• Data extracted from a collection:
↓↓↓

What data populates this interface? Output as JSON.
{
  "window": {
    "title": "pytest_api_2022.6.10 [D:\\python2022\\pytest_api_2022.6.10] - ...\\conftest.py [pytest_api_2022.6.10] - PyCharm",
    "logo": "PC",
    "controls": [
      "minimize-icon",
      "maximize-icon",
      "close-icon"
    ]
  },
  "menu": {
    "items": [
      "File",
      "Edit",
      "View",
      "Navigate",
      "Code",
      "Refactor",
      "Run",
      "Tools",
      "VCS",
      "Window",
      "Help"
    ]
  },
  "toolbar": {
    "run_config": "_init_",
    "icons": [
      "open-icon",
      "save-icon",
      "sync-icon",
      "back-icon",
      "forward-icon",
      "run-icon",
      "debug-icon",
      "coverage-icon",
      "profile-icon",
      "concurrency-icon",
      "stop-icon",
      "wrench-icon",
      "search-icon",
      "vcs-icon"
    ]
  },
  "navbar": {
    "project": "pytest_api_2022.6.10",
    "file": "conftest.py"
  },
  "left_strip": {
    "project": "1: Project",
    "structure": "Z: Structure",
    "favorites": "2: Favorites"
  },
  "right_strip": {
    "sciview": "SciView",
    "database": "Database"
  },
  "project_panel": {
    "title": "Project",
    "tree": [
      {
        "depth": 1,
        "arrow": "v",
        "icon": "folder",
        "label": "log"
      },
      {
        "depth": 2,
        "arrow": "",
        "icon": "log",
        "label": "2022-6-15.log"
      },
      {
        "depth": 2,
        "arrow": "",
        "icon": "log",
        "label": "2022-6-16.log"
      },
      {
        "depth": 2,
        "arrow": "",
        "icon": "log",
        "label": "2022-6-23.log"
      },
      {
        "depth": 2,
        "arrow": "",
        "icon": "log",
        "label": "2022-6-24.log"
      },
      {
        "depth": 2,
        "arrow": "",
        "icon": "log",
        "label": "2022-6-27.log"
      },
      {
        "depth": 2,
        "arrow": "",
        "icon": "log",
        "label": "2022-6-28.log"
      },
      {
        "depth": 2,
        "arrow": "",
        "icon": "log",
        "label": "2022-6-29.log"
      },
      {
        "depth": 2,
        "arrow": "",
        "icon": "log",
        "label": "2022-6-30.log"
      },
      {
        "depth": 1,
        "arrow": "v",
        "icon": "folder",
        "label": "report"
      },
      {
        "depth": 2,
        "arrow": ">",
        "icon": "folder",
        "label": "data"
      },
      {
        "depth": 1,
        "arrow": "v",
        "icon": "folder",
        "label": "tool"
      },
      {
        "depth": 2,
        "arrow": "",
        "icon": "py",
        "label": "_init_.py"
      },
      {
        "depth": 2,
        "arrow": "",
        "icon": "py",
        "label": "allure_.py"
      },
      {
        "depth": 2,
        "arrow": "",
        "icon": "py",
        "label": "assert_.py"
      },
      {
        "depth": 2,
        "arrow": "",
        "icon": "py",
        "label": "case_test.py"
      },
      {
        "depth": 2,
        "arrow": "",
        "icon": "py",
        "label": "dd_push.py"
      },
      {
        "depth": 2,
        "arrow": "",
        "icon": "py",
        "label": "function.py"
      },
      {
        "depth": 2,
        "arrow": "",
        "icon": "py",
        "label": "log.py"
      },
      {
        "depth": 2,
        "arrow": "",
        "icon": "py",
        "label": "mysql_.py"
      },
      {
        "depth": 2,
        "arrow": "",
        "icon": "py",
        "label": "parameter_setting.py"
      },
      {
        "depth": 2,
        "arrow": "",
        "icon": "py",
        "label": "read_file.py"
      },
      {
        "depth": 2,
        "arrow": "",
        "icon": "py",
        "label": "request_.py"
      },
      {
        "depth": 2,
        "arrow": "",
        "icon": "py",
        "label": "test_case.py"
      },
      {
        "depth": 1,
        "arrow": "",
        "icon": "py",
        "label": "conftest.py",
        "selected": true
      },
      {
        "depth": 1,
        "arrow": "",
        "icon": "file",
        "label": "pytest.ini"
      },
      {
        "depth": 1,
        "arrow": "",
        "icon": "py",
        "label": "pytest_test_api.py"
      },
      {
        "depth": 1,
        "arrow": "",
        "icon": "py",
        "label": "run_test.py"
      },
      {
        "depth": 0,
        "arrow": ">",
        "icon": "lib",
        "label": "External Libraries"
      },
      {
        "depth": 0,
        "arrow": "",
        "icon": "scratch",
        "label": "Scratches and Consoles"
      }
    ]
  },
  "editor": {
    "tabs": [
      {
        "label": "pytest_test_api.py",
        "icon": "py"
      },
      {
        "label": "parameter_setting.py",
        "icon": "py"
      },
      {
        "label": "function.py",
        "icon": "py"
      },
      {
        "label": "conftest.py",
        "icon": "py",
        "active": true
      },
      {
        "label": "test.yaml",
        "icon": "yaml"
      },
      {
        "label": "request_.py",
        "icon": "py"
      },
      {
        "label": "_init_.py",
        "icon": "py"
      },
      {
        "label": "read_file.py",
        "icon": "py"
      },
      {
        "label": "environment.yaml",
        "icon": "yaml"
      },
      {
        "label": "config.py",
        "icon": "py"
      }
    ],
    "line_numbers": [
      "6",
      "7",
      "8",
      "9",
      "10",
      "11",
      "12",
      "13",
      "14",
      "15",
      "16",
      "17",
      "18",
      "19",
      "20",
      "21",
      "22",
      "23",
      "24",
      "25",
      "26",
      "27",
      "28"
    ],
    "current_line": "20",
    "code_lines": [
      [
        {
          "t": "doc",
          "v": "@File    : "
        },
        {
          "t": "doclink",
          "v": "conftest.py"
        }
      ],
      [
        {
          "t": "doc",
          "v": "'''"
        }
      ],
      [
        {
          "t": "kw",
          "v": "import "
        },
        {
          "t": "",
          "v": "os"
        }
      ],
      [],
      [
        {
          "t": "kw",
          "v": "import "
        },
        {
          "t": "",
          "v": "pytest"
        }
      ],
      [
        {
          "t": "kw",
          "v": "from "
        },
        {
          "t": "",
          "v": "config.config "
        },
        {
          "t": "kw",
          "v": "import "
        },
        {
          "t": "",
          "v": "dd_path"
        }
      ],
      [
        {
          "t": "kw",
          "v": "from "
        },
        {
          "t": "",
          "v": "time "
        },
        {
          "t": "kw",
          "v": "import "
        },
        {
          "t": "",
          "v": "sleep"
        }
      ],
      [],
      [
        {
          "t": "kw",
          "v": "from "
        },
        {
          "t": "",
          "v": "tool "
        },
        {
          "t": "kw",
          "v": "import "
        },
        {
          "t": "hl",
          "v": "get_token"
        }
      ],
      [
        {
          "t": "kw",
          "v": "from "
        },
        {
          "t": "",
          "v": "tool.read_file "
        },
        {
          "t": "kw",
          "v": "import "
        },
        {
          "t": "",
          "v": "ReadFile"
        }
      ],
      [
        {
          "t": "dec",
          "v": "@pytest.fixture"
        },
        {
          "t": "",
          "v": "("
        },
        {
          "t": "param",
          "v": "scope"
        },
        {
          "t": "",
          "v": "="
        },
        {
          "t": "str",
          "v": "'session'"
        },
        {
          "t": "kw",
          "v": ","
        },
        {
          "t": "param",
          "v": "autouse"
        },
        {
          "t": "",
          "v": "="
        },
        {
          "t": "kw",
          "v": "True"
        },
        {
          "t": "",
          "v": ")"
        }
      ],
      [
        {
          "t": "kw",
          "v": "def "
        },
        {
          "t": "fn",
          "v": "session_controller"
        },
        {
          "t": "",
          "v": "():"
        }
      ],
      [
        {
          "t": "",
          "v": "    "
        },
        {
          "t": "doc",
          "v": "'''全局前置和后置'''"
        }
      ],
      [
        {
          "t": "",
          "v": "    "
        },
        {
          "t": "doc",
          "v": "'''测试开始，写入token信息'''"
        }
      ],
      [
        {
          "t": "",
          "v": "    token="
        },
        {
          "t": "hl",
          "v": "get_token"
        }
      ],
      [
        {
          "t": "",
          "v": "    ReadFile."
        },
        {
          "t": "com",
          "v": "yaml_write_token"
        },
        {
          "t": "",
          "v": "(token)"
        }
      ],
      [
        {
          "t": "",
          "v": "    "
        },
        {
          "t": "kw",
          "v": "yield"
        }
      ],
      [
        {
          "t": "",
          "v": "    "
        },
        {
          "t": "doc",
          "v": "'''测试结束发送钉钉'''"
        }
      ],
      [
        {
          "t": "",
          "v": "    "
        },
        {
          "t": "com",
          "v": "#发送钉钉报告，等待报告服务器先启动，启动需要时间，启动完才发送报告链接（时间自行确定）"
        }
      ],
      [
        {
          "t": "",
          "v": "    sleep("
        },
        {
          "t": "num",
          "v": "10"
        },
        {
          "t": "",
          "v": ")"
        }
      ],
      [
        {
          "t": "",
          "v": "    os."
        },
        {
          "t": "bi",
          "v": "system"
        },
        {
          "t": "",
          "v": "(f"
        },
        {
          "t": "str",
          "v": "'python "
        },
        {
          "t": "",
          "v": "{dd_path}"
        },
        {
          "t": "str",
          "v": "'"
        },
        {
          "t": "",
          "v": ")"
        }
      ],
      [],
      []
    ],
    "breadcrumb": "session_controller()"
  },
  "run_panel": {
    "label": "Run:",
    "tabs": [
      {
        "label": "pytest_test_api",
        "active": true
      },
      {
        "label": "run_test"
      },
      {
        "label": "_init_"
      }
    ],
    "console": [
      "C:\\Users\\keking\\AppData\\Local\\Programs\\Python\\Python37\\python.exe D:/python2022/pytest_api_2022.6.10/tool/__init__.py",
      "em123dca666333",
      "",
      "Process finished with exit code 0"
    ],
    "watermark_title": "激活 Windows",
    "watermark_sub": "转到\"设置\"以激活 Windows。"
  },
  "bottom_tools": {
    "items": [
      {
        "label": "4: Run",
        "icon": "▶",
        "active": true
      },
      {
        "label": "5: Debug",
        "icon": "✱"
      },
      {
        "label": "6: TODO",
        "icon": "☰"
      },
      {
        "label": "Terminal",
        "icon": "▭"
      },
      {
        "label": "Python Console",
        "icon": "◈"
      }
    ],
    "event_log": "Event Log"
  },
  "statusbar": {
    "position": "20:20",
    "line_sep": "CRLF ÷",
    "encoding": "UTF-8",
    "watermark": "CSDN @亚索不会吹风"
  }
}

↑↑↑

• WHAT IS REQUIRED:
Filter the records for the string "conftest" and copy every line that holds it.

• SOLUTION FOR THIS EXERCISE:
    "title": "pytest_api_2022.6.10 [D:\\python2022\\pytest_api_2022.6.10] - ...\\conftest.py [pytest_api_2022.6.10] - PyCharm",
    "file": "conftest.py"
        "label": "conftest.py",
        "label": "conftest.py",
          "v": "conftest.py"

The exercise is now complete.